Python’s patch decorator is a code smell

I’m a big fan of using mocks as a testing/design tool. But if I find myself reaching for patch instead of Mock in python, I usually stop and rethink my design.

I consider the use of patch in tests to be a code smell. It means the test code is not using my internal API. It’s reaching in to the private implementation details of my object.

For example, I recently needed a helper function for creating users on a third-party service with a set of default values. I could have written it like this:

from services import UserService

from settings import SERVICE_CONF


def create_user_with_defaults(**attributes):
  defaults = { "name": "test" }
  defaults.update(attributes)

  service = UserService(**SERVICE_CONF)
  return service.create_user(**defaults)

This would get the job done.

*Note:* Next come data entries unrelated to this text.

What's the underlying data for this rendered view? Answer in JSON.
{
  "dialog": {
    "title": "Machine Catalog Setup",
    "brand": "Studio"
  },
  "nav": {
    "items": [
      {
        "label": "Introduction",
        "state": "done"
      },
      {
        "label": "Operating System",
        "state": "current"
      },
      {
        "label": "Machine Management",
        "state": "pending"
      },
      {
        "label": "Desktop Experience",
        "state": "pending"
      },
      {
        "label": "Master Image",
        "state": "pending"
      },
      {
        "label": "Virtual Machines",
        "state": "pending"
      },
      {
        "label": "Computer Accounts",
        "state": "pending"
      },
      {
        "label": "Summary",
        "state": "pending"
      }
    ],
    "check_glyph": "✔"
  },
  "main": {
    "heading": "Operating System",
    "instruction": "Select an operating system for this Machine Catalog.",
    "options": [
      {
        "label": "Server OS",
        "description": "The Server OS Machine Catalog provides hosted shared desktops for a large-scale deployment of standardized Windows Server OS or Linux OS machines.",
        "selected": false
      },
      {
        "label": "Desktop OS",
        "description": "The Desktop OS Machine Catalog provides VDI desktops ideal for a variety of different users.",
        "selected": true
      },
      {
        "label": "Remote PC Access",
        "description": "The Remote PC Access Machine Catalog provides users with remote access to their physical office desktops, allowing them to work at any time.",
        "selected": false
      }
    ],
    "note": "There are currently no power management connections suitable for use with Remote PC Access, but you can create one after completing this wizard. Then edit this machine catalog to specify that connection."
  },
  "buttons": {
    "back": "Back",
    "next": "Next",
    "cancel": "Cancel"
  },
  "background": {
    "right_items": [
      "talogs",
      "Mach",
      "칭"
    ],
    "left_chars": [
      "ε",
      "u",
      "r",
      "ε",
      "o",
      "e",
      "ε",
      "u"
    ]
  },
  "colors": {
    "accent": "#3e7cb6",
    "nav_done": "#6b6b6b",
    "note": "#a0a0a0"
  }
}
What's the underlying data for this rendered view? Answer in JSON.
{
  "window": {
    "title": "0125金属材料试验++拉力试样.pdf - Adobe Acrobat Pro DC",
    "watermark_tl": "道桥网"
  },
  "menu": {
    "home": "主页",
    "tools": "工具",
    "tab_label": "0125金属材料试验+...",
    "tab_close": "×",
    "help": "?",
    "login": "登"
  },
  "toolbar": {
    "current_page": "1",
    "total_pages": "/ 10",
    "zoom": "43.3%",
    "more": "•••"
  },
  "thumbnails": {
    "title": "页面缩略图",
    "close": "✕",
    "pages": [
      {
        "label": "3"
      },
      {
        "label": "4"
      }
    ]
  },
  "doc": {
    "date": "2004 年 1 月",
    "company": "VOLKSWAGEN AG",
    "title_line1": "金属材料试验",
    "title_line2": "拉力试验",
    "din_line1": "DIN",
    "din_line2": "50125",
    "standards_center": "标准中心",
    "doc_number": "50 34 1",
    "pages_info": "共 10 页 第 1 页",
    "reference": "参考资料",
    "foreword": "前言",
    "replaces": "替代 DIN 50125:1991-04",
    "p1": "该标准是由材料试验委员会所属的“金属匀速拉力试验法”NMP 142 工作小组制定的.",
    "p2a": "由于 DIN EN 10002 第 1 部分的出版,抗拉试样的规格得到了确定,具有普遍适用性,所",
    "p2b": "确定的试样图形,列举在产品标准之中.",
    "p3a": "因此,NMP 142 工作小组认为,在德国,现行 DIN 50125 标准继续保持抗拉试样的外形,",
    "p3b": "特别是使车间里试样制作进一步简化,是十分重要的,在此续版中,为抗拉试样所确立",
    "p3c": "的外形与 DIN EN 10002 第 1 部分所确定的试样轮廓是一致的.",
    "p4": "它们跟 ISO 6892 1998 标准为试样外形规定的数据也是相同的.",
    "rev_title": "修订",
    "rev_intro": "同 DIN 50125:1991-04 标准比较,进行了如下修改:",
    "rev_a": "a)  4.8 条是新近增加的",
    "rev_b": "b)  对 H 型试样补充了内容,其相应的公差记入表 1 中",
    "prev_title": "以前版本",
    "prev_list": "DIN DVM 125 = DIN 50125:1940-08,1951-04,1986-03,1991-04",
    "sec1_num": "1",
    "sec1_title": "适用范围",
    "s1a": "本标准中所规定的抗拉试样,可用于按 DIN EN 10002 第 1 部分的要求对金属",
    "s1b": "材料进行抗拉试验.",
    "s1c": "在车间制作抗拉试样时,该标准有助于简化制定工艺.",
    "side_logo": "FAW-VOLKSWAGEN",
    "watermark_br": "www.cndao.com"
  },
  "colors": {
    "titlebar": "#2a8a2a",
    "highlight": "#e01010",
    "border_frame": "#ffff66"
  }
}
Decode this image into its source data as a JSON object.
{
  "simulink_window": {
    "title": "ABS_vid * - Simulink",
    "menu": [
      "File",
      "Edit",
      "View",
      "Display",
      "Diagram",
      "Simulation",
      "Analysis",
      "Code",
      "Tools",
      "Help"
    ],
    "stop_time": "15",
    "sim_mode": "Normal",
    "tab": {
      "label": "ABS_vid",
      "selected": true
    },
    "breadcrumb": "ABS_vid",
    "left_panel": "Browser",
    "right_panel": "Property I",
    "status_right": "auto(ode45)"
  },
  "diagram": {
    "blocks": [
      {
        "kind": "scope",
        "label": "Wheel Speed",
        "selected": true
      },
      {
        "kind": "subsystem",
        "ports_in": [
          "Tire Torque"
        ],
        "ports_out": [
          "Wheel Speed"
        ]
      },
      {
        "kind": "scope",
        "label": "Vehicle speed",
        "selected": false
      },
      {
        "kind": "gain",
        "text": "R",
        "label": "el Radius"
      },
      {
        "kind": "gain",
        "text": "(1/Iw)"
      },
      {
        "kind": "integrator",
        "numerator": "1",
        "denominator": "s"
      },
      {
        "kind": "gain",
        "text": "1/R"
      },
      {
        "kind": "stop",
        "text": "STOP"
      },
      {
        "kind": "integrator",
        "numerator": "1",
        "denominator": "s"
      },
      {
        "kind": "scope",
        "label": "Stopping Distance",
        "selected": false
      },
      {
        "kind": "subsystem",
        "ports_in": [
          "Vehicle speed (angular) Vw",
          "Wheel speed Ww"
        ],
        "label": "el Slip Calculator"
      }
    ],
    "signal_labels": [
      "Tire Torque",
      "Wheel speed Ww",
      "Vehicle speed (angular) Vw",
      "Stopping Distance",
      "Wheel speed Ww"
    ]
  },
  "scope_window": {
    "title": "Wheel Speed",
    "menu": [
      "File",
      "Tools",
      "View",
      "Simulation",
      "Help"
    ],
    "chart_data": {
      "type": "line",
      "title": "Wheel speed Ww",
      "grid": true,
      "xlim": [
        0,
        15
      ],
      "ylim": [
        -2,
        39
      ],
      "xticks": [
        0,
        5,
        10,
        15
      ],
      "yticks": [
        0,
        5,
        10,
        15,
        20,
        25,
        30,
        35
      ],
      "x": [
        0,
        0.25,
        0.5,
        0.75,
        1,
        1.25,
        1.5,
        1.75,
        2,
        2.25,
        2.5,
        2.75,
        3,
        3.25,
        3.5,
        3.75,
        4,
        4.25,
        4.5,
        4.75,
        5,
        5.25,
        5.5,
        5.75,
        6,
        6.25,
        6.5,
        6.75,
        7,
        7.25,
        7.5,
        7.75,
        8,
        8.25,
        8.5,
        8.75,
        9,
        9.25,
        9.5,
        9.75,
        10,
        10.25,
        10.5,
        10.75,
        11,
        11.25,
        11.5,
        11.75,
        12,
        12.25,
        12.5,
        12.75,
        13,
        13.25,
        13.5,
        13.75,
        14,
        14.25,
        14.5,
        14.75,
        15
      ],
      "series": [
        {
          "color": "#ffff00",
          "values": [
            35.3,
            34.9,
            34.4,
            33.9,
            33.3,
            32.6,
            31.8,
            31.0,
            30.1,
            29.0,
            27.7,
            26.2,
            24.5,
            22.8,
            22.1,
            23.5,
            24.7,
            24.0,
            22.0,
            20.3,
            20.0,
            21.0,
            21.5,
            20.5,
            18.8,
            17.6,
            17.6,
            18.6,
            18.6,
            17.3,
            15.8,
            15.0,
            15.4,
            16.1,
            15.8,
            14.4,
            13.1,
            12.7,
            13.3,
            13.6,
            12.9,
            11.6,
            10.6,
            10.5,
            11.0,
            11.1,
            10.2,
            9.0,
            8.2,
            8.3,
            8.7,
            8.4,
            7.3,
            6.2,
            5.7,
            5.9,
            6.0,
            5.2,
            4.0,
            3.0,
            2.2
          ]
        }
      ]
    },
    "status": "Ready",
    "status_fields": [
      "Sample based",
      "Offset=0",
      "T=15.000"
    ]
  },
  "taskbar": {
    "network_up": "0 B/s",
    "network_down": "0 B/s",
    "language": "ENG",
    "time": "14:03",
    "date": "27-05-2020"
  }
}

And because this is python, I can test it without hitting real services using @patch:

@patch("users.helpers.UserService")
def test_creates_user_with_defaults_on_user_service(self, MockUserService):
  user_service = MockUserService.return_value
  
  # execution:
  user = create_user_with_defaults()
  
  # verification:
  user_service.create_user.assert_called_once_with(name="test")
  self.assertEqual(user, user_service.create_user.return_value)

But look at the verification step: there is nothing in the execution step about user_service, yet that’s what I’m asserting against. My tests have knowledge about private implementation details of the thing they’re testing. That’s bad news.

I prefer my tests to be normal consumers of my internal APIs. This forces me to keep my APIs easy to use and flexible. @patch lets me get around issues like tight coupling by hijacking my hard-coded dependencies.

Here is how I actually implemented the helper function:

def create_user_with_defaults(service, **attributes):
  defaults = { "name": "test" }
  defaults.update(attributes)
  return service.create_user(**defaults)

I didn’t even need to import anything! This is how I would test it:

def test_creates_user_with_defaults_on_user_service(self):
  user_service = Mock()
  
  # execution:
  user = create_user_with_defaults(user_service)
  
  # verification:
  user_service.create_user.assert_called_once_with(name="test")
  self.assertEqual(user, user_service.create_user.return_value)

Now compare the verification to the execution. Instead of patching the internal workings of the module, I’m explicitly passing in a mock object. I can do this because the function no longer depends on the concrete implementation of the user service, it depends on an abstraction*: some object that must be passed in that conforms to a certain interface. So it makes sense that my test verifies the interaction with that interface.

This means my test is now a normal consumer of my function, and my desire to avoid patch led me to a design that is more flexible. This became clear as soon as I wanted to create some test users in the repl. I happily created an instance of the UserService that uses the settings for our sandbox, and passed that in to my function.

*See The Dependency Inversion Principle (the D from SOLID).

Do you need DI in dynamic languages?

I’m often told dependency injection isn’t needed in dynamic languages. DHH wrote an article a couple years ago that sums the argument up nicely: Dependency injection is not a virtue. Read that and come back here for my 3-years-later response.

He uses this as an example:

def publish!
  self.update published_at: Time.now
end

He says DI folks would shiver at hard-coding a call to Time.now, and I’m assuming he thinks they would inject a clock or something to more easily test it. He argues (accurately) that it’s silly to make that more complex just for testing, and you should do something like this:

Time.stub(:now) { Time.new(2012, 12, 24) }
article.publish!
assert_equal 24, article.published_at.day

I do shiver at hard-coding Time in the publish! method, but I also shiver at stubbing global, built-in classes like that…

I prefer to think about Dependency Inversion first, and then Dependency Injection if that’s a way to accomplish it.

So when I see this:

def publish!
  self.update published_at: Time.now
end

I do shiver, because hard-coding like that is well established to be a code smell. Now, a smell does not mean it’s wrong in every case, but it means I should examine this. I’m not even thinking about tests right now, I’m thinking about inverting this dependency. Here’s how I’d do it:

def publish!(time)
  self.update published_at: time
end

I’ve inverted the dependency. No dependency injection framework needed. And no stubbing globals or bringing in complex gems (like Timecop) to test it:

article.publish! Time.new(2012, 12, 24)
assert_equal 24, article.published_at.day

The fact that it’s easier to test wasn’t the goal, it was a side effect of a better design. Now the system is ready to allow users to define publish dates in the future for example.

So just because a dynamic language lets us hijack objects to make testing easier, doesn’t mean we should completely ignore good practices. I’d argue that this is better code, regardless of what language I happened to write it in.

And if you miss the old API? Just give it a default:

def publish!(time = Time.now)
  self.update published_at: time
end